━━ Source information ━━

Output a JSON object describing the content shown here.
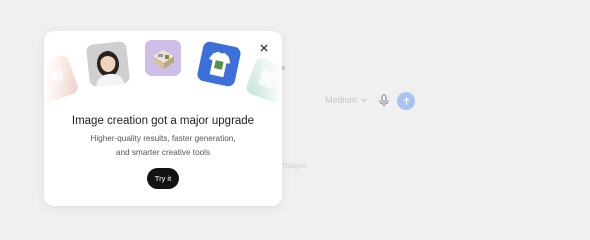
{
  "popup": {
    "title": "Image creation got a major upgrade",
    "description_line1": "Higher-quality results, faster generation,",
    "description_line2": "and smarter creative tools",
    "cta_label": "Try it",
    "thumbnails": [
      "sample-image-left",
      "portrait-photo",
      "room-render",
      "tshirt-mockup",
      "sample-image-right"
    ]
  },
  "background": {
    "quality_select_value": "Medium",
    "send_color": "#a9c4f1",
    "hint_text": "mages"
  },
  "colors": {
    "cta_bg": "#131316",
    "page_bg": "#f0f0f1"
  }
}
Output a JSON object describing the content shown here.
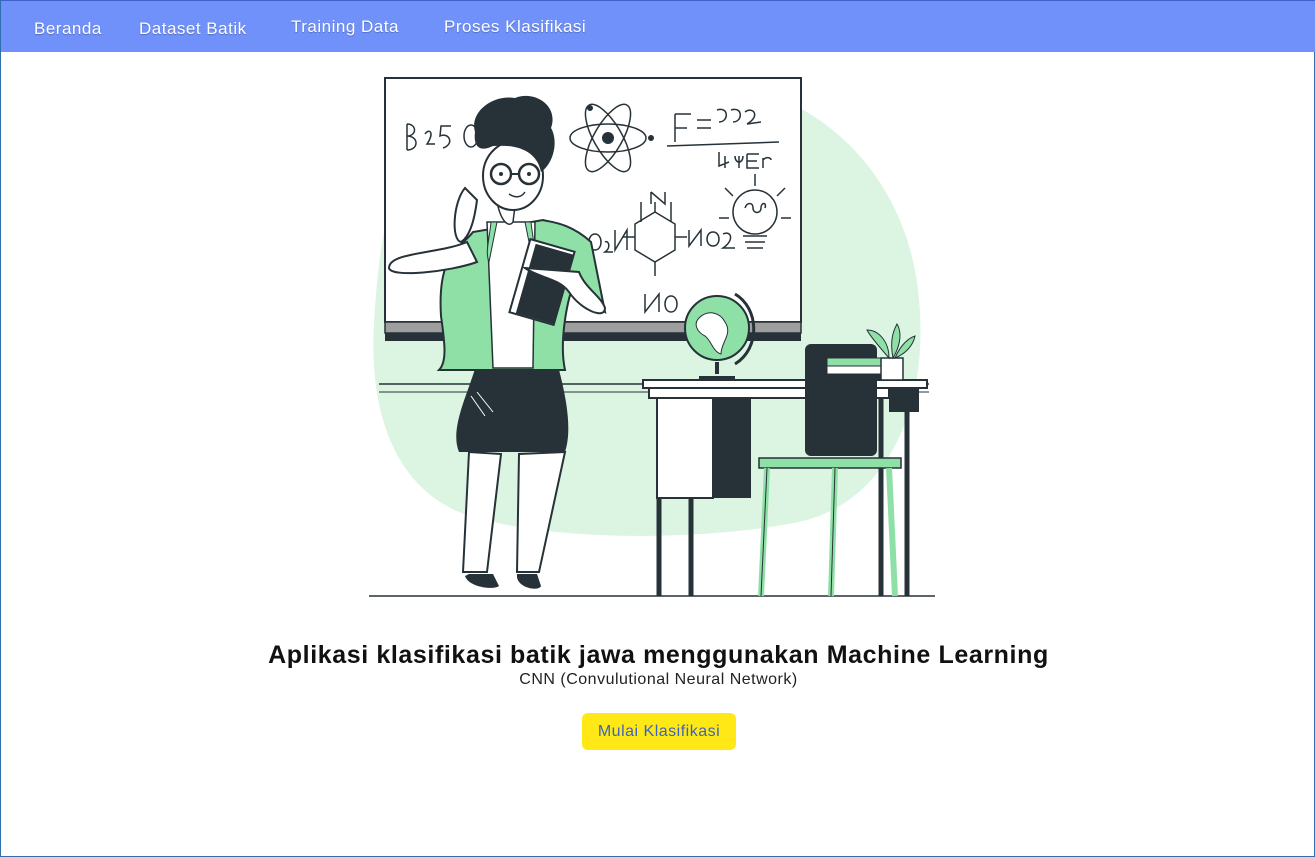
{
  "navbar": {
    "items": [
      {
        "label": "Beranda"
      },
      {
        "label": "Dataset Batik"
      },
      {
        "label": "Training Data"
      },
      {
        "label": "Proses Klasifikasi"
      }
    ]
  },
  "hero": {
    "illustration": "teacher-at-whiteboard-illustration",
    "title": "Aplikasi klasifikasi batik jawa menggunakan Machine Learning",
    "subtitle": "CNN (Convulutional Neural Network)",
    "cta_label": "Mulai Klasifikasi"
  },
  "colors": {
    "navbar": "#7091f9",
    "cta_background": "#ffe816",
    "cta_text": "#3b63c4",
    "illustration_accent": "#8fe0a6"
  }
}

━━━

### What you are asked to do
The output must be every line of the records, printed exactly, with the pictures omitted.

### Written solution
Output a JSON object describing the content shown here.
{
  "popup": {
    "title": "Image creation got a major upgrade",
    "description_line1": "Higher-quality results, faster generation,",
    "description_line2": "and smarter creative tools",
    "cta_label": "Try it",
    "thumbnails": [
      "sample-image-left",
      "portrait-photo",
      "room-render",
      "tshirt-mockup",
      "sample-image-right"
    ]
  },
  "background": {
    "quality_select_value": "Medium",
    "send_color": "#a9c4f1",
    "hint_text": "mages"
  },
  "colors": {
    "cta_bg": "#131316",
    "page_bg": "#f0f0f1"
  }
}
Output a JSON object describing the content shown here.
{
  "navbar": {
    "items": [
      {
        "label": "Beranda"
      },
      {
        "label": "Dataset Batik"
      },
      {
        "label": "Training Data"
      },
      {
        "label": "Proses Klasifikasi"
      }
    ]
  },
  "hero": {
    "illustration": "teacher-at-whiteboard-illustration",
    "title": "Aplikasi klasifikasi batik jawa menggunakan Machine Learning",
    "subtitle": "CNN (Convulutional Neural Network)",
    "cta_label": "Mulai Klasifikasi"
  },
  "colors": {
    "navbar": "#7091f9",
    "cta_background": "#ffe816",
    "cta_text": "#3b63c4",
    "illustration_accent": "#8fe0a6"
  }
}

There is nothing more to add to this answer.